Home Theater catch-all

TheGameguru wrote:
Is HDMI 2.1 a desire? That would determine a great deal what you put in between the TV and the Series X

How so? He just got his TV 1-2 years ago so I will ask him the model.
Edit: TV is https://www.lg.com/us/tvs/lg-49UH610... , Looks like I was off on the 1-2 years old.
3 HDMI (HDCP 2.2) ports.

You won't have to worry about HDMI 2.1 since its relatively new and mostly late 2019 and 2020 model TV's have it.

EvilDead wrote:

@Malor - That's more or less how I have my setup now but he isn't the type of person to fuss with parts. He'll just want to set it up and never think about it again.

He'd probably want to look at an HTIB, then. As long as it uses standard components, it will work with the wiring in the walls, and will let him upgrade pieces later if he wants.

What's the general consensus when it comes to choosing which devices to connect to your TV versus your receiver?

For context I have a 2019 Vizio M558 and I'm looking to pick up the Denon AVR-S750H receiver this week. Devices I already have (in descending order of importance) are an Apple TV 4K, Nintendo Switch, Xbox One (launch edition), PS4+VR (launch console, no HDR pass-through with the VR breakout box), and faithful ol' Xbox 360 -- five devices in total. Vizio has 4 HDMI inputs, Denon has 6 HDMI inputs, and both support ARC and CEC.

I was thinking to connect the Apple TV to the receiver, while connecting the game consoles to the TV. With the Apple TV I care most about audio/video quality, while the consoles I'm thinking more about reducing potential input lag.

Or, should I just plug everything into the receiver and route just one HDMI cable to the TV?

Unless your receiver doesn't do passthrough for all the video formats you need, then I can't think of a reason not to run everything into the receiver. It cuts down the number of cables you need to run, reduces or eliminates any potential audio sync issues, and doesn't leave you at the mercy of your TV's ARC capabilities. Not all TVs pass audio signals back the way you'd expect via ARC, and sometimes they introduce audio lag that it's hard to fix.

Also, in my experience, switching inputs on the TV is slower than switching them on the receiver.

Denon has 6 HDMI inputs, and both support ARC and CEC.

eARC or just ARC? eARC is much better.

Malor wrote:
Denon has 6 HDMI inputs, and both support ARC and CEC.

eARC or just ARC? eARC is much better.

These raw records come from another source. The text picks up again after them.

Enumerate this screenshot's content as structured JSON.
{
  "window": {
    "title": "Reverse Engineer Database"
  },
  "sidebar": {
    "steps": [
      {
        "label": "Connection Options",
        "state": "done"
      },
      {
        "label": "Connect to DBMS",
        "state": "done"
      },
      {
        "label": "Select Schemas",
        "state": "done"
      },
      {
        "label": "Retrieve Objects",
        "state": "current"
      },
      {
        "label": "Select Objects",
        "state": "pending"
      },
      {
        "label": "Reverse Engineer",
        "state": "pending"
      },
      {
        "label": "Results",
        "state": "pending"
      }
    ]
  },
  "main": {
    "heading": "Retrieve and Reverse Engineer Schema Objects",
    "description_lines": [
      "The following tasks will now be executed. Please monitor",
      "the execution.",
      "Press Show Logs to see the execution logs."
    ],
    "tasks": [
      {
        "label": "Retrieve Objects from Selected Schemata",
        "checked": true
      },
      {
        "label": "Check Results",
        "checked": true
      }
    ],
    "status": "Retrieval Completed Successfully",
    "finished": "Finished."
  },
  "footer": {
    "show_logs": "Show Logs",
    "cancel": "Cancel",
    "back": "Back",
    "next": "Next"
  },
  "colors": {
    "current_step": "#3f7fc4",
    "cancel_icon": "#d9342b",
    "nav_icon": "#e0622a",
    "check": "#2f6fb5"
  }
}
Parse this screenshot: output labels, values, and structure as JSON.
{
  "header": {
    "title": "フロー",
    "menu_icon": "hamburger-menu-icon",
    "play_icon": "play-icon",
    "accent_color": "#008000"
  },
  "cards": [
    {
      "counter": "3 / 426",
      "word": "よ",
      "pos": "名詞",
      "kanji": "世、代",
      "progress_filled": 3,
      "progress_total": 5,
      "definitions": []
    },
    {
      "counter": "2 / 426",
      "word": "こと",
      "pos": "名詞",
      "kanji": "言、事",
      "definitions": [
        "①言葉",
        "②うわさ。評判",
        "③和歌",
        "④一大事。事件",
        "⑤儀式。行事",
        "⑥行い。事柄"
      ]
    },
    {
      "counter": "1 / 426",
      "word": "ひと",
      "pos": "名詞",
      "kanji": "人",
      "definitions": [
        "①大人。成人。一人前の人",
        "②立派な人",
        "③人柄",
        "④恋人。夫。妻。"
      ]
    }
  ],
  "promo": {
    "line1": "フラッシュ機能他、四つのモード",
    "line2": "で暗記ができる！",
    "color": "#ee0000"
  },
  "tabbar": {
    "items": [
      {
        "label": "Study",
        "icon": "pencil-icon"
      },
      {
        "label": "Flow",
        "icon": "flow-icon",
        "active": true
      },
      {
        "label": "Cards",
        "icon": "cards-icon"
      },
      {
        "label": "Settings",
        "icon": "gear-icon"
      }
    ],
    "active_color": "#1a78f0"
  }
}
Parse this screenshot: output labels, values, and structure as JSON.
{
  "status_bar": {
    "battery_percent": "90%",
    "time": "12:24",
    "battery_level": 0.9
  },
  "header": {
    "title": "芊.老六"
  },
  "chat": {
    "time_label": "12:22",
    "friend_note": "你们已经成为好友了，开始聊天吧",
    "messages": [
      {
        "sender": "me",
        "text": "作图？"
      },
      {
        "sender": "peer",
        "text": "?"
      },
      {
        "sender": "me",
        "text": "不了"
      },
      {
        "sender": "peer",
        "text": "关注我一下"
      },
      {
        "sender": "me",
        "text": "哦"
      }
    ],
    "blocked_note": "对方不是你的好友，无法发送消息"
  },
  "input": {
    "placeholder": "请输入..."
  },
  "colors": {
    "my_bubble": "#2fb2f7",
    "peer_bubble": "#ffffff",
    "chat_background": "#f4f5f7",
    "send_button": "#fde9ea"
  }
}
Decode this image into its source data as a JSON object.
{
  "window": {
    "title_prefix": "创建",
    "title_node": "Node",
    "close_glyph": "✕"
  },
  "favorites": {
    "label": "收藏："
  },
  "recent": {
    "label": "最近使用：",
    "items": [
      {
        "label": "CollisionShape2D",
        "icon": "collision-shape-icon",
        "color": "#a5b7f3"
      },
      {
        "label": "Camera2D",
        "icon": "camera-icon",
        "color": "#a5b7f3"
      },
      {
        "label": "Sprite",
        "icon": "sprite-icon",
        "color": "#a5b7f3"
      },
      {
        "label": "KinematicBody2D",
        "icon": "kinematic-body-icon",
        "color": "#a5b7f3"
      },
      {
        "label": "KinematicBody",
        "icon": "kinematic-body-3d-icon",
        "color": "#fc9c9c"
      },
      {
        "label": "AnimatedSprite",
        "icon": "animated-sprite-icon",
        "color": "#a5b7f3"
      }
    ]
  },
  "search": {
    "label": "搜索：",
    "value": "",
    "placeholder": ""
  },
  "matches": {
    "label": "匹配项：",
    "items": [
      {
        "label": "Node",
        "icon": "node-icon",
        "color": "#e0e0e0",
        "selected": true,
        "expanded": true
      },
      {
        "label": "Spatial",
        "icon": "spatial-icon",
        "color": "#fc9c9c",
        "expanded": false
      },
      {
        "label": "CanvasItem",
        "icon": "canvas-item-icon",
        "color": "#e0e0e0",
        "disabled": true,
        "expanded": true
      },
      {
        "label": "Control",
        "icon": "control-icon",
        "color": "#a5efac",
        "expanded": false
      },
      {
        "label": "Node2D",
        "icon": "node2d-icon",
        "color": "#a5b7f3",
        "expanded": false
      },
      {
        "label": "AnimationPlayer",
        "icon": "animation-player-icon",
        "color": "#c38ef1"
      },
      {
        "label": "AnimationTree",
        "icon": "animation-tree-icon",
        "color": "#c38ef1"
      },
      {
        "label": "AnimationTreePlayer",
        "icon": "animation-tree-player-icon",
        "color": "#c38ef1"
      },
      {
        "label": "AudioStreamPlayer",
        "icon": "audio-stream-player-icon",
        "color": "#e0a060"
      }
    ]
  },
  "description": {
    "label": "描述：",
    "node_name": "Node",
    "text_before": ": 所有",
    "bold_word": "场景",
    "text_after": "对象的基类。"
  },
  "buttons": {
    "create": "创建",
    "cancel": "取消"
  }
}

The Denon supports eARC, but my Vizio does not.

I'd probably try consoles to TV, using ARC, to see how it comes out. It's my understanding that regular ARC is iffy with many sound sources. eARC, I guess, can just take any bitstream and pass it through to the receiver, but ARC is very limited, and the TV will often have to do internal conversions. You could see all kinds of weird problems. You could also see totally smooth sailing with no visible impairment. It depends on how good the TV is.

The reason to try that first is that video lag is far more noticeable than audio lag. If the TV's audio chip is slow but passes sound correctly, you probably won't notice its lag. But if the Denon's video chip is slow and inserts an extra frame or two, you might very well feel that.

If ARC doesn't fully work, then the first thing to try is to reduce the quality of the sound signal you're sending, say from DTS-HD to just DTS. If that doesn't work, I'd connect anything that's still unhappy to the Denon instead.

If you want everything to just work without fiddling, on the other hand, connecting everything to the Denon is likely to be absolutely smooth sailing. But it might add some video lag.